Communities comprising trillions of microbes live on and in our bodies – but before you break out the hand sanitizer and mouthwash, remember that these microbiomes are crucial to our health. They play a role in processes like digestion, and can influence our likelihood of developing various diseases.
But despite our microbiome being such an integral player in our overall health, not much is known about how it evolved alongside us. So for the new study, an international team of scientists set out to piece together this history.
“For a long time, people have been trying to understand what a normal healthy microbiome is,” says Harvard Professor Christina Warinner, an author of the study. “If we only have people today that we’re analyzing from completely industrialized contexts and that already have high disease burdens, is that healthy and normal? We started to ask: What are the core members of the microbiome? Which species and groups of bacteria have actually co-evolved with us the longest?”
A previous study sought to answer the question by looking at 50,000-year old Neanderthal poop, but for the new work researchers looked to the other end. The team studied the oral microbiomes of 124 individuals, including the fossil remains of Neanderthals and humans dating back as far as 100,000 years, and present-day humans, chimpanzees, gorillas and howler monkeys.
The researchers identified 10 strains of bacteria that were common to all of the tested species at all ages, implying they’ve been an integral part of the shared hominid oral microbiome since before our last common ancestor, around 40 million years ago.
The team also found that the oral microbiomes of Neanderthals and present-day humans are surprisingly similar. Of the few differences, certain bacteria seemed to have disappeared from the human microbiome around 14,000 years ago.
But perhaps the most important find was the strains of Streptococcus shared by Neanderthals and humans (both present and ancient), but not the other primates. These bacteria are known to feed on starch, hijacking enzymes from our own saliva to break it down.
The implications of this could be massive. For these bugs to be there, Neanderthals and ancient humans had to have been eating starchy foods, suggesting they became important even before the advent of agriculture. The high glucose content could even have helped fuel the rapid growth of our brains.

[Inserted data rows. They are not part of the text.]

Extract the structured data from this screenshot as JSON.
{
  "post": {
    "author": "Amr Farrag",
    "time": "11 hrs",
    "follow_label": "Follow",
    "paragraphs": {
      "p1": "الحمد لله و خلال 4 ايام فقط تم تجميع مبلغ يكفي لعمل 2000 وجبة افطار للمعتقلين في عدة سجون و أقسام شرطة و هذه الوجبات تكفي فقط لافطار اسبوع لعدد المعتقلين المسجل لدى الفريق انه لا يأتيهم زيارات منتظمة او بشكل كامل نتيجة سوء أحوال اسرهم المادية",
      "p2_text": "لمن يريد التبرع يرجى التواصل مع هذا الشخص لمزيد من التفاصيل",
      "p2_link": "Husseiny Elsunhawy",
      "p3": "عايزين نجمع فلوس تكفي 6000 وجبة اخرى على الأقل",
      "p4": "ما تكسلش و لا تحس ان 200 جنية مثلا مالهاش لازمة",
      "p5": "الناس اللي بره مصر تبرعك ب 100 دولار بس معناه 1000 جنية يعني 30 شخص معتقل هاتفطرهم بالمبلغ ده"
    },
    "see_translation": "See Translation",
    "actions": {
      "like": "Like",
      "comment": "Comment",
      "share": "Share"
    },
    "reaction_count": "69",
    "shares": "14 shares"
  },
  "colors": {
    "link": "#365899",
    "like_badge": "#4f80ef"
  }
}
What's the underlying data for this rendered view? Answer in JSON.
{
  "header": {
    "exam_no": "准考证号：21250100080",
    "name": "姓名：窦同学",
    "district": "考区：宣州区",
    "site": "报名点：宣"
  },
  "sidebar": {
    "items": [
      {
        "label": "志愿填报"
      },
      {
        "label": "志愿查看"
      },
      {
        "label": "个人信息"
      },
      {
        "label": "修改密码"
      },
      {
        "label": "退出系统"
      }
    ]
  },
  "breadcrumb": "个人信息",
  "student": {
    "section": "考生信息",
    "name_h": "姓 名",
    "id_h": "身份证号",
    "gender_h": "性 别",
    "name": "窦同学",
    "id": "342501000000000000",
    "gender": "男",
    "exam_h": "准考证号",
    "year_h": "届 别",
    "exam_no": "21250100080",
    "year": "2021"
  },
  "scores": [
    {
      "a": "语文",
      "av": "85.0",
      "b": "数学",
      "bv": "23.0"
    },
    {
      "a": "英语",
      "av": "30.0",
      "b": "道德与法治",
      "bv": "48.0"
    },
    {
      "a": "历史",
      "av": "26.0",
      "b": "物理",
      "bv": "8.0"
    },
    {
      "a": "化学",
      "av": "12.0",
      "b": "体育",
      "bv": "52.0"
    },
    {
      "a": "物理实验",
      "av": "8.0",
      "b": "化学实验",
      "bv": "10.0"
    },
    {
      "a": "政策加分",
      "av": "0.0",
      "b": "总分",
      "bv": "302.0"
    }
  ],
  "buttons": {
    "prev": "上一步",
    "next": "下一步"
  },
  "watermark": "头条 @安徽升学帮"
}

“We think we’re seeing evidence of a really ancient behavior that might have been part of encephalization — or the growth of the human brain,” says Warinner. “It’s evidence of a new food source that early humans were able to tap into in the form of roots, starchy vegetables, and seeds.”

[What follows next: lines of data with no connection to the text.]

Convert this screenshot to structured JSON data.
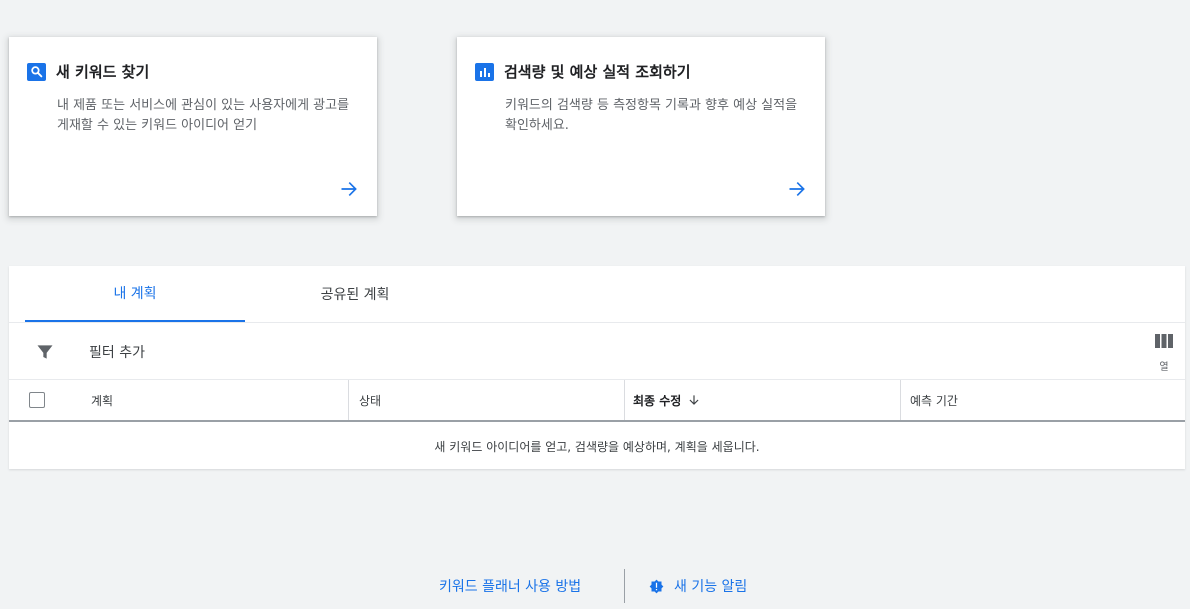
{
  "cards": [
    {
      "title": "새 키워드 찾기",
      "icon": "search-icon",
      "description": "내 제품 또는 서비스에 관심이 있는 사용자에게 광고를 게재할 수 있는 키워드 아이디어 얻기"
    },
    {
      "title": "검색량 및 예상 실적 조회하기",
      "icon": "bar-chart-icon",
      "description": "키워드의 검색량 등 측정항목 기록과 향후 예상 실적을 확인하세요."
    }
  ],
  "tabs": [
    {
      "label": "내 계획",
      "selected": true
    },
    {
      "label": "공유된 계획",
      "selected": false
    }
  ],
  "filter": {
    "label": "필터 추가",
    "columns_label": "열"
  },
  "table": {
    "headers": {
      "plan": "계획",
      "status": "상태",
      "last_modified": "최종 수정",
      "forecast_period": "예측 기간"
    },
    "empty_message": "새 키워드 아이디어를 얻고, 검색량을 예상하며, 계획을 세웁니다."
  },
  "footer": {
    "how_to": "키워드 플래너 사용 방법",
    "whats_new": "새 기능 알림"
  },
  "colors": {
    "accent": "#1a73e8",
    "background": "#f1f3f4"
  }
}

The comprehensive study helps put our microbiomes into new contexts, and the researchers say it gives new clues to the evolution of both ourselves and our microbial buddies.
The study was published in the journal PNAS.
Sources: Harvard Gazette, PNAS